Legendary writer, Harper Lee, took the world by storm with her 1960 novel To Kill a Mockingbird, which topped best-seller lists, earned her a Pulitzer Prize for Fiction, and assured her a permanent status in nationwide English curriculum for eternity. In the years following the novel’s release, she assisted her childhood friend Truman Capote in research for his nonfiction novel In Cold Blood, and was somewhat involved during the production of Robert Mulligan’s timeless film adaptation of To Kill A Mockingbird. Unfortunately, Lee would never regain those heights of success. She finally released a follow-up just last year (2015). A controversy-shrouded second novel called Go Set a Watchman.
Born and raised in Monroeville, Alabama by politician/lawyer father, Amasa Coleman Lee and mother, Frances Cunningham Lee (Finch). Lee, born Nelle Harper Lee, was a studious pupil in school and eventually worked her way up to women’s college of Huntingdon located in Montgomery. Her mother’s maiden name outs these formative childhood experiences as the basis for To Kill a Mockingbird, while her gallant father is a dead on model for heroic defense attorney Atticus Finch, who was actually reported to have defended two young black men accused of murdering a white shopkeeper . Harper moved to New York City at age 23, where she did obscure labors before landing a literary agent and prepping what would be her magnum opus.
To Kill a Mockingbird is the unforgettable novel of a child in a sleepy Southern town and the “crisis of conscience” that shook it at it’s foundation. Compassionate, dramatic, and deeply moving, To Kill A Mockingbird takes readers to the roots of human behavior – to innocence and experience, kindness and cruelty, love and hatred, humor and pathos.
The landmark novel, Go Set a Watchman, is set two decades after her previous masterpiece, To Kill a Mockingbird.
Returning to Maycomb, Alabama. A now 26 year-old Jean Louise Finch, or better known as main character “Scout,” returns home from New York City to visit her aging father, Atticus. With a plot set against the backdrop of the civil rights tensions and political turmoil that were transforming the South, Scout’s homecoming turns bittersweet when she learns disturbing truths about her close-knit family, the town, and the people closest to her. Memories from her childhood deluge her as her values and assumptions are questioned. Featuring many of the iconic characters from To Kill a Mockingbird, Go Set a Watchman perfectly captures a young woman, as well as an entire world, in painful yet necessary transition—a journey that can only be guided by one’s own conscience. Written in the mid-1950s, Go Set a Watchman conveys a clearer understanding and appreciation of Harper Lee. It has been described as an unforgettable novel of wisdom, humanity, passion, humor, and effortless precision—a profoundly affecting work of art that is both wonderfully evocative of another era and relevant to our own times. It not only confirms the timeless brilliance of To Kill a Mockingbird, but also serves as its essential companion, adding depth, context, and new meaning to a novel that has already earned it’s rightful place as an American classic.

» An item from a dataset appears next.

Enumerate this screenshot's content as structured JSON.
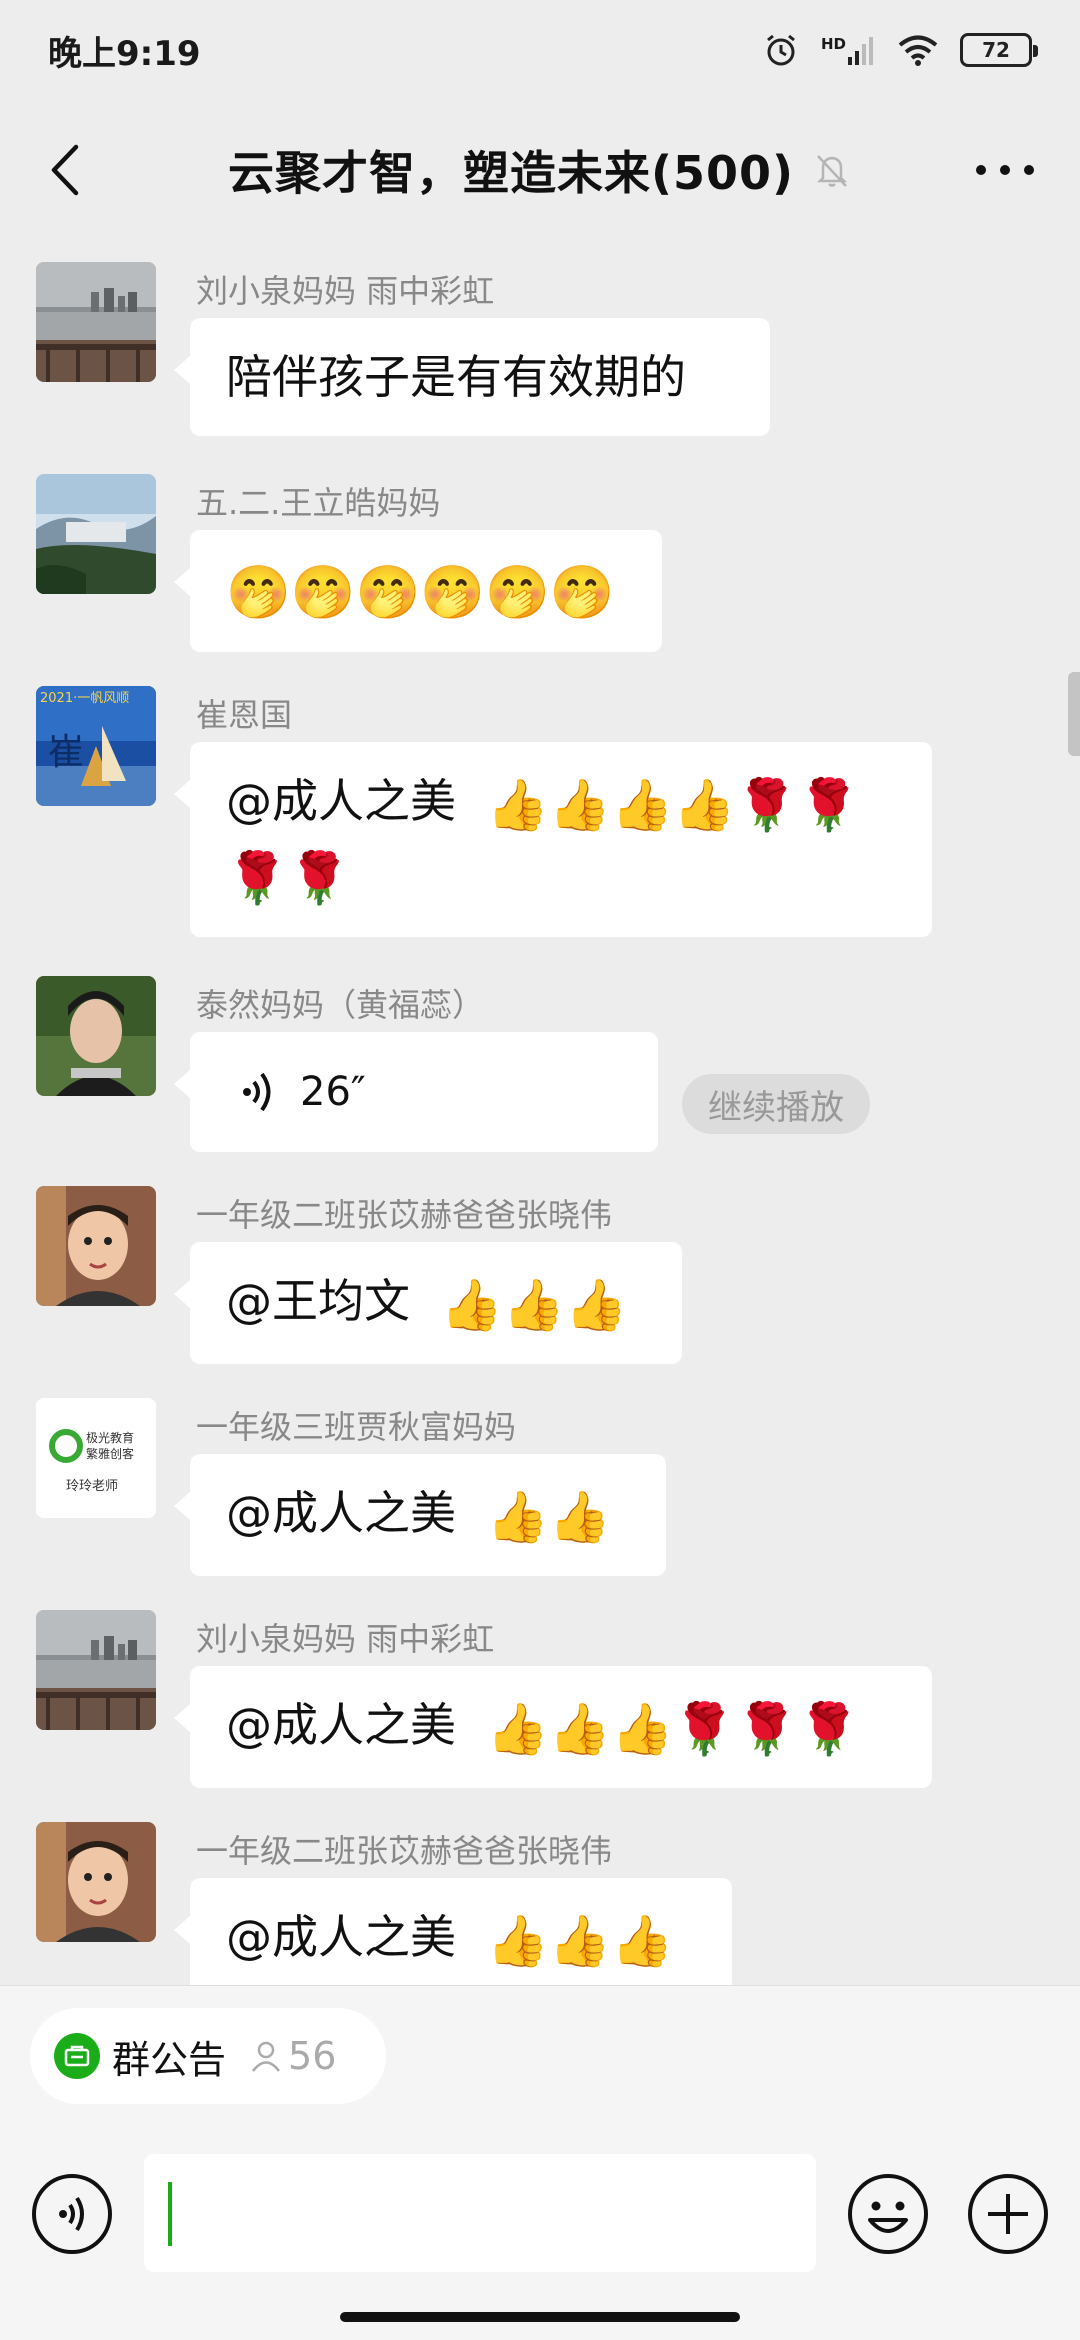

To Kill a Mockingbird teaches young readers to love literature, to find joy in the finding of symbols and the identification of themes. Probably most importantly, it teaches empathy, compassion, understanding, peace and tolerance. It is a moral document above all. It wholeheartedly makes the world seem like a warmer, more loving place for the reader. While it’s sad that we didn’t get to experience more from this amazing author, we are fortunate and grateful to have existed in a time where “To Kill A Mockingbird” was part of adolescent literary curriculum. Rest easy dear lady. Your memory will live on!